There are many other places where using the definite article is very weird in English, but it still requires it in the translation. I guess it's just inconsistently applied, but it's going to get frustrating when it needs you to write out the whole thing and you have to remember which sentences want "the" and which don't rather than what's grammatically sensible in English.
If you say het ontbijt, you know which breakfast you are talking about. Usually the one you are about to have, but it could also be the breakfast that is served in the hotel you booked.
Ontbijt is .., is more general. Like you would say love is...
So gramatticaly not incorrect but only in a conversation about what breakfast constitutes for you. But .. Who has those kind of conversation
Another example; happiness is..(beer and a hammock).
(I think it might have something to do with being uncountable?) So only in those kind of cases it would Edit, month later: no idea where I was going with this last part... And I might have meant abstract instead of uncountable, but with me stopping midsentence we will never know..
When I said "The breakfast is A egg and coffee", it marked it wrong just for that tiny little mistake, but sometimes, like a recent problem before that, when I said "baname", instead of "banan", because I had to translate "banana", it marked it as correct, saying I had just misspelled that word. Can somebody tell me why that is?
In my experience, Duolingo will allow spelling mistakes as long as what you write is not another recognized word. Therefore, if you write "banama" instead of "banana" it will allow it as "banama" is not a word in English, whereas an input such as "bananas" might be flagged as wrong as this is essentially another word in the dictionary (according to Duolingo) and not a 'spelling mistake' variant of the correct word.
In contrast to "de ontbijt"? In most languages that classify nouns in certain groups the grammatical gender has no strict "why", based for example on the meaning of a word.
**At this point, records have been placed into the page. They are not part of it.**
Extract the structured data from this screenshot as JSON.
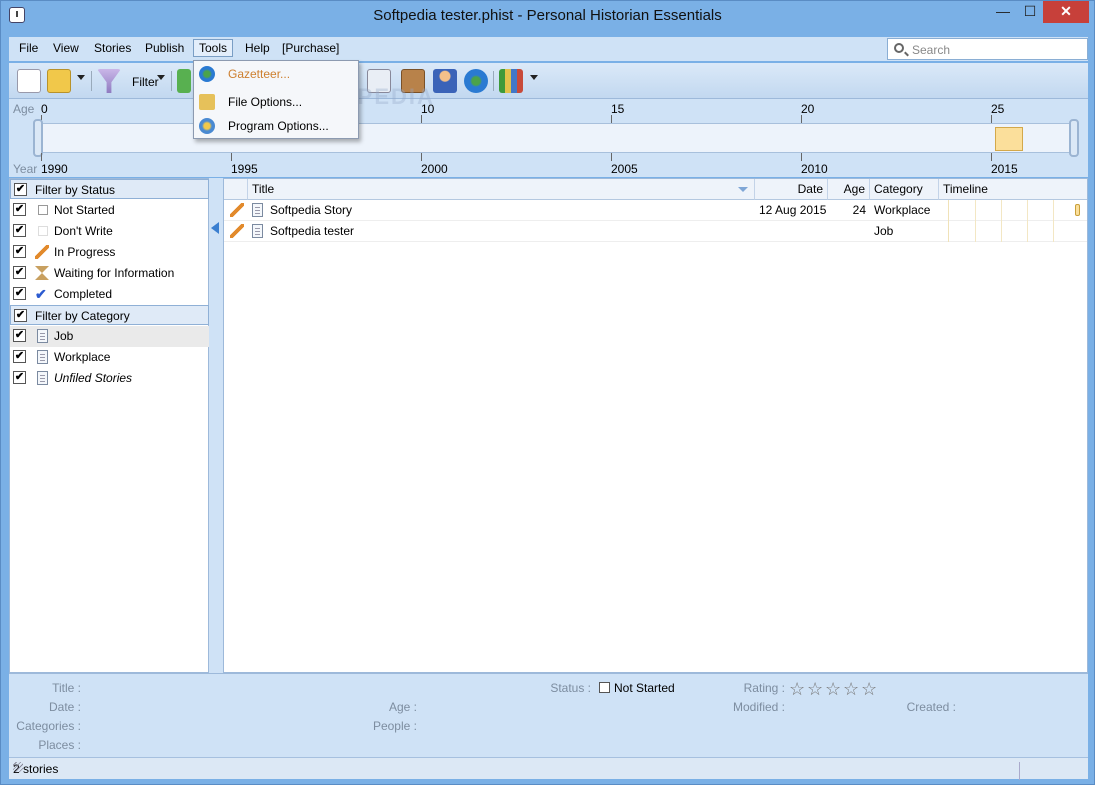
{
  "window": {
    "title": "Softpedia tester.phist - Personal Historian Essentials",
    "minimize": "—",
    "maximize": "☐",
    "close": "✕"
  },
  "menu": {
    "items": [
      "File",
      "View",
      "Stories",
      "Publish",
      "Tools",
      "Help",
      "[Purchase]"
    ],
    "active": "Tools"
  },
  "search": {
    "placeholder": "Search"
  },
  "toolbar": {
    "filter_label": "Filter"
  },
  "tools_menu": [
    {
      "label": "Gazetteer...",
      "enabled": false
    },
    {
      "label": "File Options...",
      "enabled": true
    },
    {
      "label": "Program Options...",
      "enabled": true
    }
  ],
  "watermark": "SOFTPEDIA",
  "timeline": {
    "age_caption": "Age",
    "year_caption": "Year",
    "age_ticks": [
      "0",
      "10",
      "15",
      "20",
      "25"
    ],
    "year_ticks": [
      "1990",
      "1995",
      "2000",
      "2005",
      "2010",
      "2015"
    ]
  },
  "filters": {
    "status_header": "Filter by Status",
    "status": [
      "Not Started",
      "Don't Write",
      "In Progress",
      "Waiting for Information",
      "Completed"
    ],
    "category_header": "Filter by Category",
    "categories": [
      "Job",
      "Workplace",
      "Unfiled Stories"
    ]
  },
  "table": {
    "columns": [
      "Title",
      "Date",
      "Age",
      "Category",
      "Timeline"
    ],
    "rows": [
      {
        "title": "Softpedia Story",
        "date": "12 Aug 2015",
        "age": "24",
        "category": "Workplace"
      },
      {
        "title": "Softpedia tester",
        "date": "",
        "age": "",
        "category": "Job"
      }
    ]
  },
  "details": {
    "title_label": "Title :",
    "date_label": "Date :",
    "categories_label": "Categories :",
    "places_label": "Places :",
    "age_label": "Age :",
    "people_label": "People :",
    "status_label": "Status :",
    "status_value": "Not Started",
    "rating_label": "Rating :",
    "modified_label": "Modified :",
    "created_label": "Created :",
    "rating": 0,
    "rating_max": 5,
    "star_glyph": "☆"
  },
  "statusbar": {
    "text": "2 stories"
  },
  "colors": {
    "accent": "#3b7fd0",
    "timeline_event": "#fbdf9b",
    "close_button": "#c7403a"
  }
}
It is simply a convention you have to learn. Why would it be "de ontbijt" instead?
However, if you want to learn more about Dutch's grammatical gender, maybe this is a good place to start: http://en.wikipedia.org/wiki/Gender_in_Dutch_grammar
Wow the guy finally learned to speak softly. He doesn't sound as harsh (don't know how to describe it) as he used to. New audio or is it just the first few skills that are painfull to listen to and totally misrepresent the language.
Each lesson I thought my god, there is gonna be a whole bunch of people thinking we sound this awful.